I blogged a while back about rightwing thinktanks and their spurious claim that “leftist” activists and NGOs have too much influence on governments. This article by Katherine Wilson in Overland (via LP) shows an excellent example of how arse-about this is. The Charities Bill 2003, for which the IPA was paid to consult with the Commonwealth government, also sought to muzzle charities and their peak bodies.
Clause 8 of the draft Bill would exclude from charitable status organisations that have among their purposes:
-changing the law or Government policy
-advocating a cause…
The Overland article, though, deals mainly with Astroturf organisations, which the CIS and IPA are not. Astroturf organisations are fronts set up by industry peak bodies and corporations which are meant to look like grassroots organisations concerned with the environment, family, or whatever. The lovely Canadian bloke described in the article, Ross S. Irvine, was conducting a seminar.
Held in a plush seminar room at a city business school, it cost A$595 for four hours, payable to the Public Relations Institute of Australia (PRIA).

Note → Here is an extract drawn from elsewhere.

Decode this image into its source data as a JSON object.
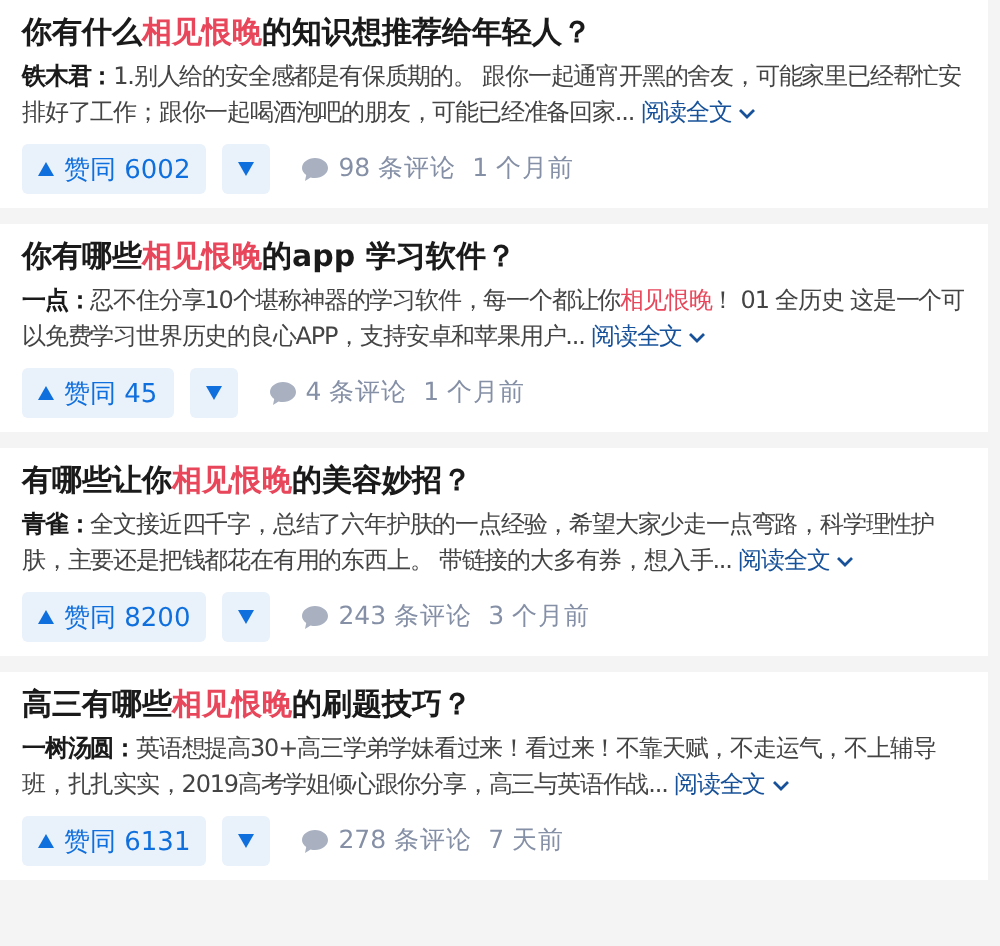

In this workshop, I’d learn how to create bogus community groups, false statistics, and links with “far-right-wing nutso activists”. I’d learn to conflate “activist” with “terrorist” and “security threat”.
Read the whole thing. If you live in Melbourne, you might recognise someone from your local government there. Hello, Shannon Walker of Darebin local council. Hello, Liza McDonald of the Port of Melbourne Corporation.